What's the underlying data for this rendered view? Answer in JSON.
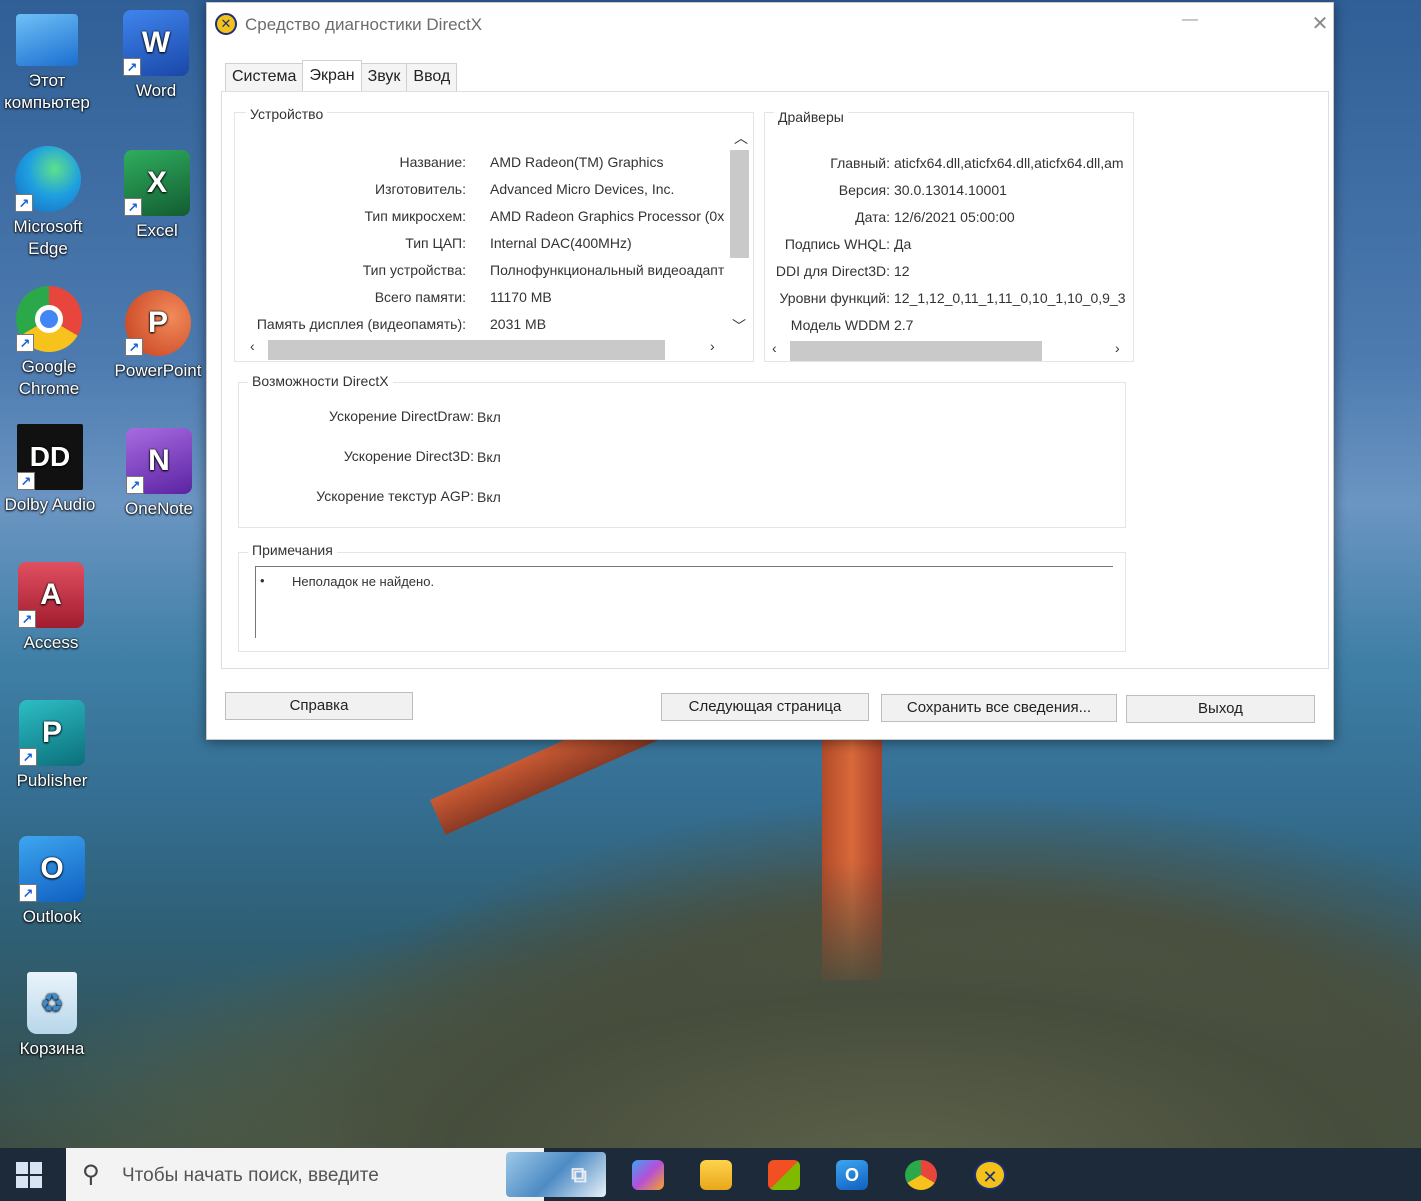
{
  "window": {
    "title": "Средство диагностики DirectX",
    "minimize_glyph": "—",
    "close_glyph": "✕"
  },
  "tabs": [
    {
      "label": "Система",
      "active": false
    },
    {
      "label": "Экран",
      "active": true
    },
    {
      "label": "Звук",
      "active": false
    },
    {
      "label": "Ввод",
      "active": false
    }
  ],
  "device": {
    "title": "Устройство",
    "rows": [
      {
        "label": "Название:",
        "value": "AMD Radeon(TM) Graphics"
      },
      {
        "label": "Изготовитель:",
        "value": "Advanced Micro Devices, Inc."
      },
      {
        "label": "Тип микросхем:",
        "value": "AMD Radeon Graphics Processor (0x"
      },
      {
        "label": "Тип ЦАП:",
        "value": "Internal DAC(400MHz)"
      },
      {
        "label": "Тип устройства:",
        "value": "Полнофункциональный видеоадапт"
      },
      {
        "label": "Всего памяти:",
        "value": "11170 MB"
      },
      {
        "label": "Память дисплея (видеопамять):",
        "value": "2031 MB"
      }
    ]
  },
  "drivers": {
    "title": "Драйверы",
    "rows": [
      {
        "label": "Главный:",
        "value": "aticfx64.dll,aticfx64.dll,aticfx64.dll,am"
      },
      {
        "label": "Версия:",
        "value": "30.0.13014.10001"
      },
      {
        "label": "Дата:",
        "value": "12/6/2021 05:00:00"
      },
      {
        "label": "Подпись WHQL:",
        "value": "Да"
      },
      {
        "label": "DDI для Direct3D:",
        "value": "12"
      },
      {
        "label": "Уровни функций:",
        "value": "12_1,12_0,11_1,11_0,10_1,10_0,9_3"
      },
      {
        "label": "Модель WDDM",
        "value": "2.7"
      }
    ]
  },
  "directx": {
    "title": "Возможности DirectX",
    "rows": [
      {
        "label": "Ускорение DirectDraw:",
        "value": "Вкл"
      },
      {
        "label": "Ускорение Direct3D:",
        "value": "Вкл"
      },
      {
        "label": "Ускорение текстур AGP:",
        "value": "Вкл"
      }
    ]
  },
  "notes": {
    "title": "Примечания",
    "bullet": "•",
    "items": [
      "Неполадок не найдено."
    ]
  },
  "buttons": {
    "help": "Справка",
    "next_page": "Следующая страница",
    "save_all": "Сохранить все сведения...",
    "exit": "Выход"
  },
  "desktop_icons": [
    {
      "label": "Этот компьютер",
      "icon": "computer-icon",
      "color": "#3d8fe0"
    },
    {
      "label": "Word",
      "icon": "word-icon",
      "color": "#2b5fc7",
      "letter": "W"
    },
    {
      "label": "Microsoft Edge",
      "icon": "edge-icon",
      "color": "#1787d6"
    },
    {
      "label": "Excel",
      "icon": "excel-icon",
      "color": "#1e7a44",
      "letter": "X"
    },
    {
      "label": "Google Chrome",
      "icon": "chrome-icon",
      "color": "#e8453c"
    },
    {
      "label": "PowerPoint",
      "icon": "powerpoint-icon",
      "color": "#d24726",
      "letter": "P"
    },
    {
      "label": "Dolby Audio",
      "icon": "dolby-icon",
      "color": "#111111",
      "letter": "DD"
    },
    {
      "label": "OneNote",
      "icon": "onenote-icon",
      "color": "#7d3cc4",
      "letter": "N"
    },
    {
      "label": "Access",
      "icon": "access-icon",
      "color": "#b8263b",
      "letter": "A"
    },
    {
      "label": "Publisher",
      "icon": "publisher-icon",
      "color": "#0b7d86",
      "letter": "P"
    },
    {
      "label": "Outlook",
      "icon": "outlook-icon",
      "color": "#1366c8",
      "letter": "O"
    },
    {
      "label": "Корзина",
      "icon": "recycle-bin-icon",
      "color": "#cfe4f2"
    }
  ],
  "taskbar": {
    "search_placeholder": "Чтобы начать поиск, введите",
    "apps": [
      "task-view-icon",
      "copilot-icon",
      "file-explorer-icon",
      "store-icon",
      "outlook-icon",
      "chrome-icon",
      "directx-diag-icon"
    ]
  }
}
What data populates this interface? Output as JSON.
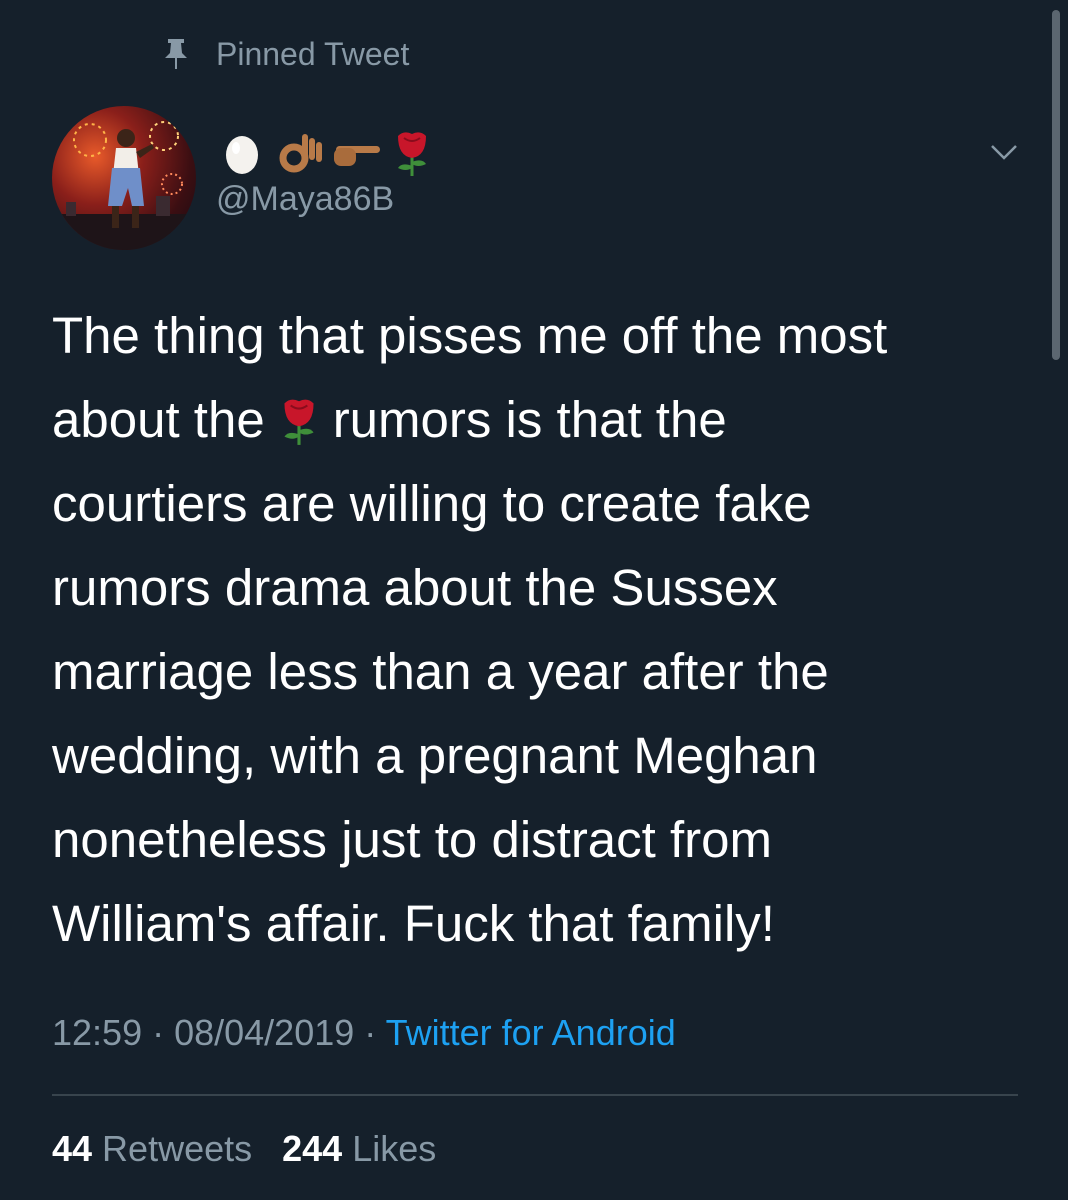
{
  "pinned": {
    "label": "Pinned Tweet",
    "icon": "pin-icon"
  },
  "author": {
    "display_name_icons": [
      "egg-emoji-icon",
      "ok-hand-emoji-icon",
      "pointing-right-emoji-icon",
      "rose-emoji-icon"
    ],
    "handle": "@Maya86B",
    "avatar_icon": "avatar"
  },
  "tweet": {
    "lines": [
      "The thing that pisses me off the most",
      "about the",
      "rumors is that the",
      "courtiers are willing to create fake",
      "rumors drama about the Sussex",
      "marriage less than a year after the",
      "wedding, with a pregnant Meghan",
      "nonetheless just to distract from",
      "William's affair. Fuck that family!"
    ],
    "inline_icon": "rose-emoji-icon"
  },
  "meta": {
    "time": "12:59",
    "separator": " · ",
    "date": "08/04/2019",
    "source": "Twitter for Android"
  },
  "stats": {
    "retweets_count": "44",
    "retweets_label": " Retweets",
    "likes_count": "244",
    "likes_label": " Likes"
  },
  "colors": {
    "background": "#15202b",
    "secondary_text": "#8899a6",
    "link": "#1da1f2",
    "divider": "#38444d"
  }
}
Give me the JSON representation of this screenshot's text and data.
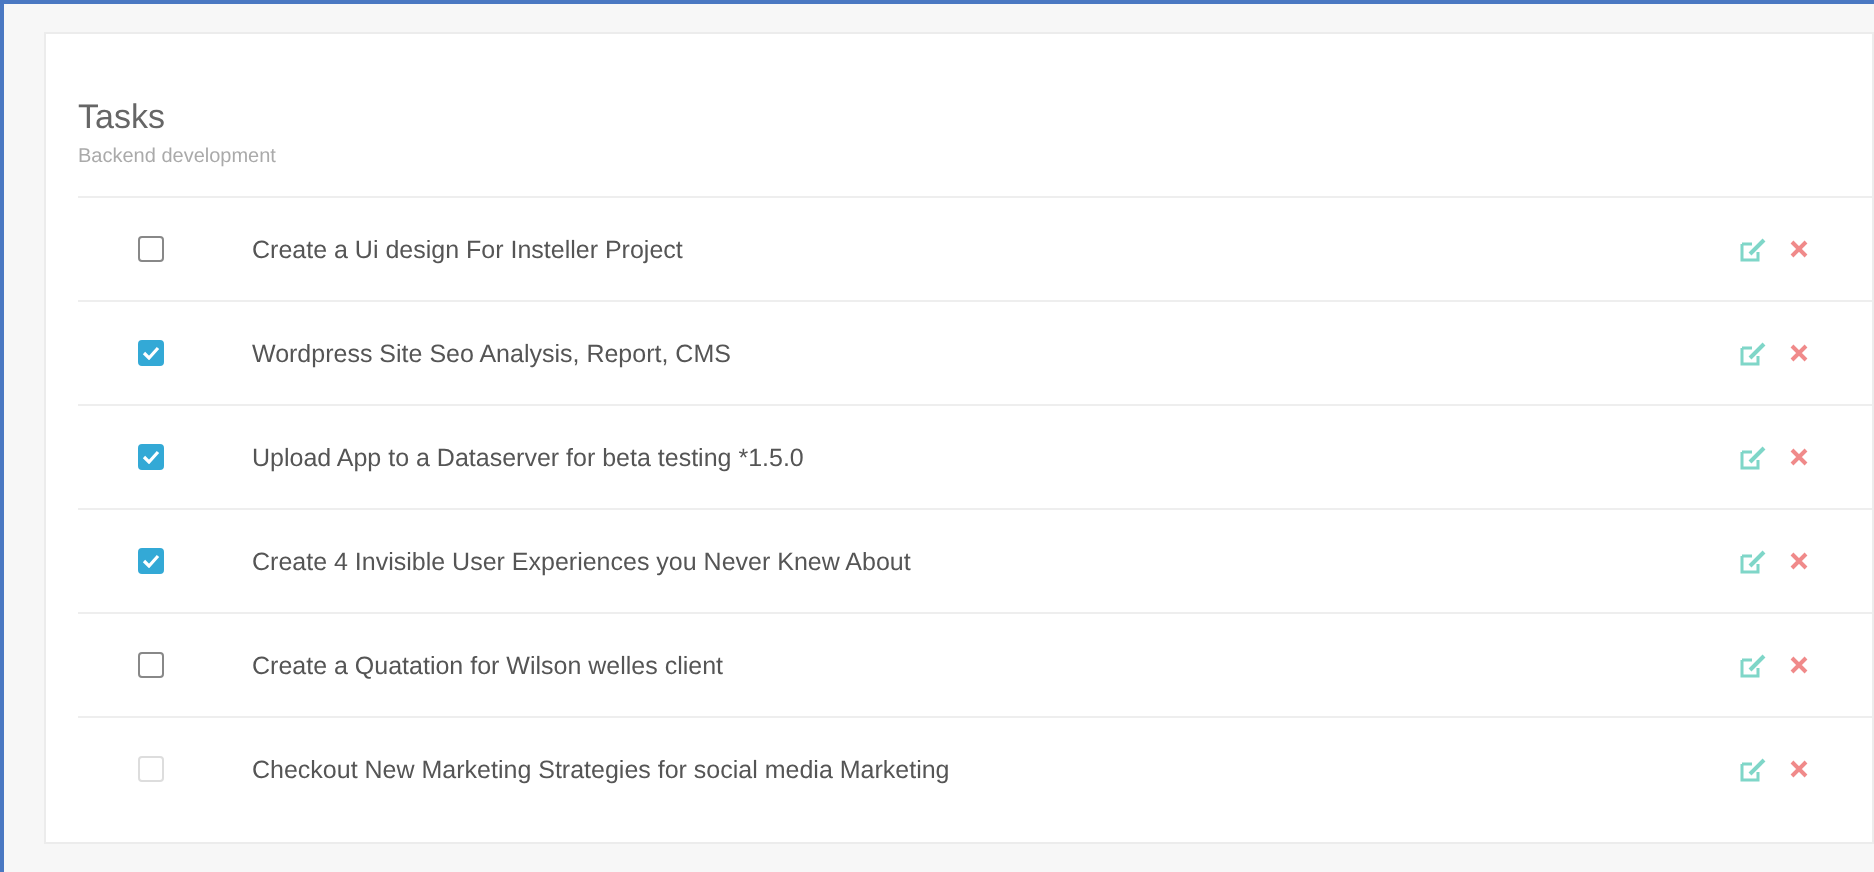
{
  "card": {
    "title": "Tasks",
    "subtitle": "Backend development"
  },
  "tasks": [
    {
      "label": "Create a Ui design For Insteller Project",
      "checked": false,
      "disabled": false
    },
    {
      "label": "Wordpress Site Seo Analysis, Report, CMS",
      "checked": true,
      "disabled": false
    },
    {
      "label": "Upload App to a Dataserver for beta testing *1.5.0",
      "checked": true,
      "disabled": false
    },
    {
      "label": "Create 4 Invisible User Experiences you Never Knew About",
      "checked": true,
      "disabled": false
    },
    {
      "label": "Create a Quatation for Wilson welles client",
      "checked": false,
      "disabled": false
    },
    {
      "label": "Checkout New Marketing Strategies for social media Marketing",
      "checked": false,
      "disabled": true
    }
  ]
}
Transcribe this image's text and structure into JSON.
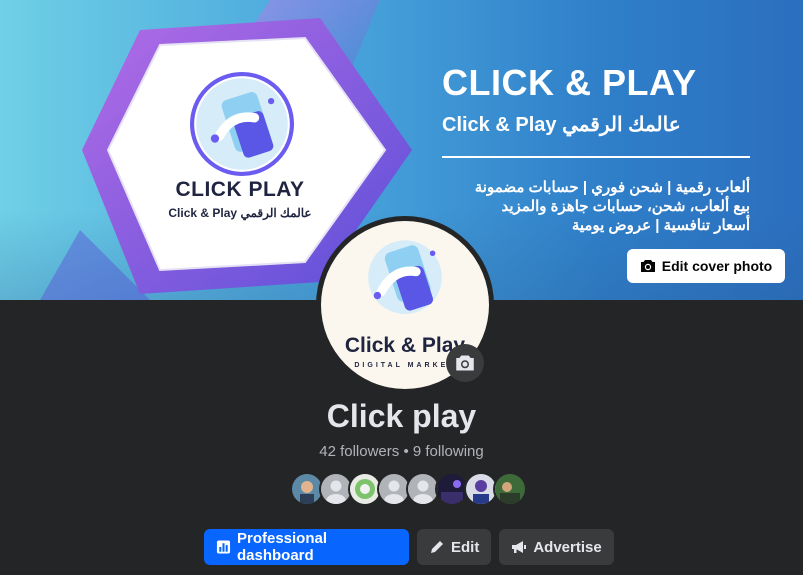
{
  "cover": {
    "brand_title": "CLICK & PLAY",
    "brand_subtitle": "Click & Play عالمك الرقمي",
    "tagline_lines": [
      "ألعاب رقمية | شحن فوري | حسابات مضمونة",
      "بيع ألعاب، شحن، حسابات جاهزة والمزيد",
      "أسعار تنافسية | عروض يومية"
    ],
    "hex_brand": "CLICK PLAY",
    "hex_sub": "Click & Play عالمك الرقمي",
    "edit_cover_label": "Edit cover photo",
    "edit_cover_icon": "camera-icon"
  },
  "profile": {
    "avatar_brand": "Click & Play",
    "avatar_sub": "DIGITAL MARKET",
    "avatar_camera_icon": "camera-icon",
    "name": "Click play",
    "stats": "42 followers • 9 following",
    "follower_avatars": [
      "photo",
      "default",
      "photo",
      "default",
      "default",
      "photo",
      "photo",
      "photo"
    ]
  },
  "actions": {
    "professional_dashboard": "Professional dashboard",
    "edit": "Edit",
    "advertise": "Advertise"
  },
  "colors": {
    "page_bg": "#242526",
    "primary_button": "#0866ff",
    "secondary_button": "#3a3b3c",
    "brand_purple": "#7b5cff"
  }
}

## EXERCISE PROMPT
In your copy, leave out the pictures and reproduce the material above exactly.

## RESULT
What's the underlying data for this rendered view? Answer in JSON.
{
  "window": {
    "title": "Средство диагностики DirectX",
    "minimize_glyph": "—",
    "close_glyph": "✕"
  },
  "tabs": [
    {
      "label": "Система",
      "active": false
    },
    {
      "label": "Экран",
      "active": true
    },
    {
      "label": "Звук",
      "active": false
    },
    {
      "label": "Ввод",
      "active": false
    }
  ],
  "device": {
    "title": "Устройство",
    "rows": [
      {
        "label": "Название:",
        "value": "AMD Radeon(TM) Graphics"
      },
      {
        "label": "Изготовитель:",
        "value": "Advanced Micro Devices, Inc."
      },
      {
        "label": "Тип микросхем:",
        "value": "AMD Radeon Graphics Processor (0x"
      },
      {
        "label": "Тип ЦАП:",
        "value": "Internal DAC(400MHz)"
      },
      {
        "label": "Тип устройства:",
        "value": "Полнофункциональный видеоадапт"
      },
      {
        "label": "Всего памяти:",
        "value": "11170 MB"
      },
      {
        "label": "Память дисплея (видеопамять):",
        "value": "2031 MB"
      }
    ]
  },
  "drivers": {
    "title": "Драйверы",
    "rows": [
      {
        "label": "Главный:",
        "value": "aticfx64.dll,aticfx64.dll,aticfx64.dll,am"
      },
      {
        "label": "Версия:",
        "value": "30.0.13014.10001"
      },
      {
        "label": "Дата:",
        "value": "12/6/2021 05:00:00"
      },
      {
        "label": "Подпись WHQL:",
        "value": "Да"
      },
      {
        "label": "DDI для Direct3D:",
        "value": "12"
      },
      {
        "label": "Уровни функций:",
        "value": "12_1,12_0,11_1,11_0,10_1,10_0,9_3"
      },
      {
        "label": "Модель WDDM",
        "value": "2.7"
      }
    ]
  },
  "directx": {
    "title": "Возможности DirectX",
    "rows": [
      {
        "label": "Ускорение DirectDraw:",
        "value": "Вкл"
      },
      {
        "label": "Ускорение Direct3D:",
        "value": "Вкл"
      },
      {
        "label": "Ускорение текстур AGP:",
        "value": "Вкл"
      }
    ]
  },
  "notes": {
    "title": "Примечания",
    "bullet": "•",
    "items": [
      "Неполадок не найдено."
    ]
  },
  "buttons": {
    "help": "Справка",
    "next_page": "Следующая страница",
    "save_all": "Сохранить все сведения...",
    "exit": "Выход"
  },
  "desktop_icons": [
    {
      "label": "Этот компьютер",
      "icon": "computer-icon",
      "color": "#3d8fe0"
    },
    {
      "label": "Word",
      "icon": "word-icon",
      "color": "#2b5fc7",
      "letter": "W"
    },
    {
      "label": "Microsoft Edge",
      "icon": "edge-icon",
      "color": "#1787d6"
    },
    {
      "label": "Excel",
      "icon": "excel-icon",
      "color": "#1e7a44",
      "letter": "X"
    },
    {
      "label": "Google Chrome",
      "icon": "chrome-icon",
      "color": "#e8453c"
    },
    {
      "label": "PowerPoint",
      "icon": "powerpoint-icon",
      "color": "#d24726",
      "letter": "P"
    },
    {
      "label": "Dolby Audio",
      "icon": "dolby-icon",
      "color": "#111111",
      "letter": "DD"
    },
    {
      "label": "OneNote",
      "icon": "onenote-icon",
      "color": "#7d3cc4",
      "letter": "N"
    },
    {
      "label": "Access",
      "icon": "access-icon",
      "color": "#b8263b",
      "letter": "A"
    },
    {
      "label": "Publisher",
      "icon": "publisher-icon",
      "color": "#0b7d86",
      "letter": "P"
    },
    {
      "label": "Outlook",
      "icon": "outlook-icon",
      "color": "#1366c8",
      "letter": "O"
    },
    {
      "label": "Корзина",
      "icon": "recycle-bin-icon",
      "color": "#cfe4f2"
    }
  ],
  "taskbar": {
    "search_placeholder": "Чтобы начать поиск, введите",
    "apps": [
      "task-view-icon",
      "copilot-icon",
      "file-explorer-icon",
      "store-icon",
      "outlook-icon",
      "chrome-icon",
      "directx-diag-icon"
    ]
  }
}
What data populates this interface? Output as JSON.
{
  "pinned": {
    "label": "Pinned Tweet",
    "icon": "pin-icon"
  },
  "author": {
    "display_name_icons": [
      "egg-emoji-icon",
      "ok-hand-emoji-icon",
      "pointing-right-emoji-icon",
      "rose-emoji-icon"
    ],
    "handle": "@Maya86B",
    "avatar_icon": "avatar"
  },
  "tweet": {
    "lines": [
      "The thing that pisses me off the most",
      "about the",
      "rumors is that the",
      "courtiers are willing to create fake",
      "rumors drama about the Sussex",
      "marriage less than a year after the",
      "wedding, with a pregnant Meghan",
      "nonetheless just to distract from",
      "William's affair. Fuck that family!"
    ],
    "inline_icon": "rose-emoji-icon"
  },
  "meta": {
    "time": "12:59",
    "separator": " · ",
    "date": "08/04/2019",
    "source": "Twitter for Android"
  },
  "stats": {
    "retweets_count": "44",
    "retweets_label": " Retweets",
    "likes_count": "244",
    "likes_label": " Likes"
  },
  "colors": {
    "background": "#15202b",
    "secondary_text": "#8899a6",
    "link": "#1da1f2",
    "divider": "#38444d"
  }
}
Give me the JSON representation of this screenshot's text and data.
{
  "card": {
    "title": "Tasks",
    "subtitle": "Backend development"
  },
  "tasks": [
    {
      "label": "Create a Ui design For Insteller Project",
      "checked": false,
      "disabled": false
    },
    {
      "label": "Wordpress Site Seo Analysis, Report, CMS",
      "checked": true,
      "disabled": false
    },
    {
      "label": "Upload App to a Dataserver for beta testing *1.5.0",
      "checked": true,
      "disabled": false
    },
    {
      "label": "Create 4 Invisible User Experiences you Never Knew About",
      "checked": true,
      "disabled": false
    },
    {
      "label": "Create a Quatation for Wilson welles client",
      "checked": false,
      "disabled": false
    },
    {
      "label": "Checkout New Marketing Strategies for social media Marketing",
      "checked": false,
      "disabled": true
    }
  ]
}
Transcribe this image's text and structure into JSON.
{
  "cover": {
    "brand_title": "CLICK & PLAY",
    "brand_subtitle": "Click & Play عالمك الرقمي",
    "tagline_lines": [
      "ألعاب رقمية | شحن فوري | حسابات مضمونة",
      "بيع ألعاب، شحن، حسابات جاهزة والمزيد",
      "أسعار تنافسية | عروض يومية"
    ],
    "hex_brand": "CLICK PLAY",
    "hex_sub": "Click & Play عالمك الرقمي",
    "edit_cover_label": "Edit cover photo",
    "edit_cover_icon": "camera-icon"
  },
  "profile": {
    "avatar_brand": "Click & Play",
    "avatar_sub": "DIGITAL MARKET",
    "avatar_camera_icon": "camera-icon",
    "name": "Click play",
    "stats": "42 followers • 9 following",
    "follower_avatars": [
      "photo",
      "default",
      "photo",
      "default",
      "default",
      "photo",
      "photo",
      "photo"
    ]
  },
  "actions": {
    "professional_dashboard": "Professional dashboard",
    "edit": "Edit",
    "advertise": "Advertise"
  },
  "colors": {
    "page_bg": "#242526",
    "primary_button": "#0866ff",
    "secondary_button": "#3a3b3c",
    "brand_purple": "#7b5cff"
  }
}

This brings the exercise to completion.